*PROBLEM:* Without the images, write out all of the following entries exactly.

*STORED DATA:*
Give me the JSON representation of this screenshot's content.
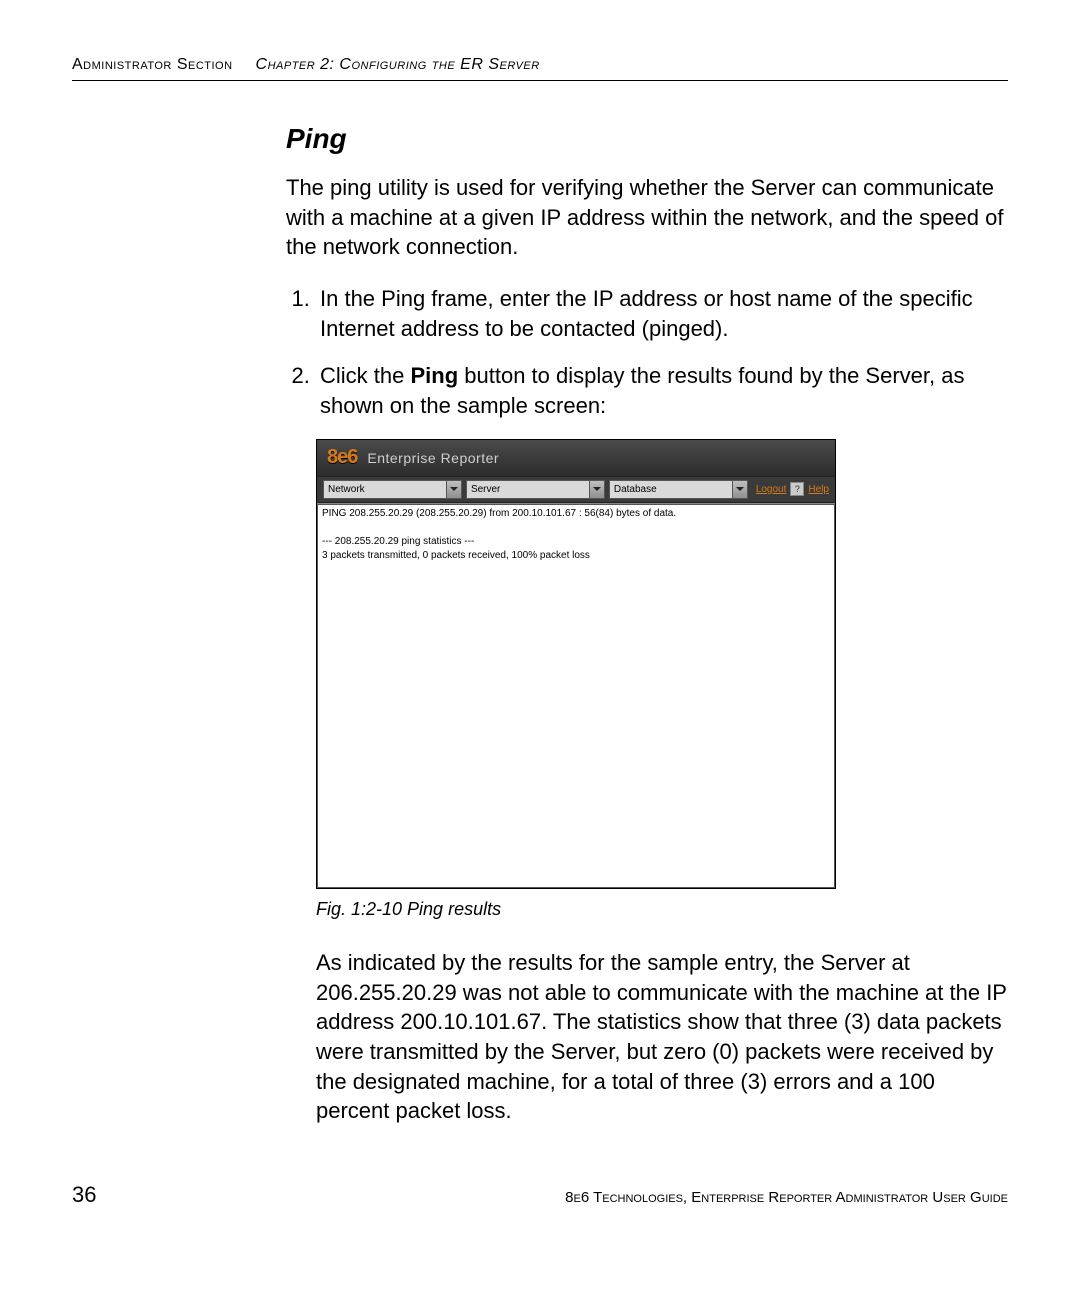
{
  "header": {
    "section_left": "Administrator Section",
    "section_right": "Chapter 2: Configuring the ER Server"
  },
  "section": {
    "title": "Ping",
    "intro": "The ping utility is used for verifying whether the Server can communicate with a machine at a given IP address within the network, and the speed of the network connection.",
    "steps": [
      "In the Ping frame, enter the IP address or host name of the specific Internet address to be contacted (pinged).",
      "Click the Ping button to display the results found by the Server, as shown on the sample screen:"
    ],
    "step2_prefix": "Click the ",
    "step2_bold": "Ping",
    "step2_suffix": " button to display the results found by the Server, as shown on the sample screen:"
  },
  "app": {
    "logo": "8e6",
    "subtitle": "Enterprise Reporter",
    "menus": {
      "network": "Network",
      "server": "Server",
      "database": "Database"
    },
    "links": {
      "logout": "Logout",
      "help": "Help",
      "question": "?"
    },
    "output": "PING 208.255.20.29 (208.255.20.29) from 200.10.101.67 : 56(84) bytes of data.\n\n--- 208.255.20.29 ping statistics ---\n3 packets transmitted, 0 packets received, 100% packet loss"
  },
  "figure": {
    "caption": "Fig. 1:2-10  Ping results"
  },
  "after_figure": "As indicated by the results for the sample entry, the Server at 206.255.20.29 was not able to communicate with the machine at the IP address 200.10.101.67. The statistics show that three (3) data packets were transmitted by the Server, but zero (0) packets were received by the designated machine, for a total of three (3) errors and a 100 percent packet loss.",
  "footer": {
    "page": "36",
    "guide": "8e6 Technologies, Enterprise Reporter Administrator User Guide"
  }
}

*EXERCISE ANSWER:*
Give me the JSON representation of this screenshot's content.
{
  "header": {
    "section_left": "Administrator Section",
    "section_right": "Chapter 2: Configuring the ER Server"
  },
  "section": {
    "title": "Ping",
    "intro": "The ping utility is used for verifying whether the Server can communicate with a machine at a given IP address within the network, and the speed of the network connection.",
    "steps": [
      "In the Ping frame, enter the IP address or host name of the specific Internet address to be contacted (pinged).",
      "Click the Ping button to display the results found by the Server, as shown on the sample screen:"
    ],
    "step2_prefix": "Click the ",
    "step2_bold": "Ping",
    "step2_suffix": " button to display the results found by the Server, as shown on the sample screen:"
  },
  "app": {
    "logo": "8e6",
    "subtitle": "Enterprise Reporter",
    "menus": {
      "network": "Network",
      "server": "Server",
      "database": "Database"
    },
    "links": {
      "logout": "Logout",
      "help": "Help",
      "question": "?"
    },
    "output": "PING 208.255.20.29 (208.255.20.29) from 200.10.101.67 : 56(84) bytes of data.\n\n--- 208.255.20.29 ping statistics ---\n3 packets transmitted, 0 packets received, 100% packet loss"
  },
  "figure": {
    "caption": "Fig. 1:2-10  Ping results"
  },
  "after_figure": "As indicated by the results for the sample entry, the Server at 206.255.20.29 was not able to communicate with the machine at the IP address 200.10.101.67. The statistics show that three (3) data packets were transmitted by the Server, but zero (0) packets were received by the designated machine, for a total of three (3) errors and a 100 percent packet loss.",
  "footer": {
    "page": "36",
    "guide": "8e6 Technologies, Enterprise Reporter Administrator User Guide"
  }
}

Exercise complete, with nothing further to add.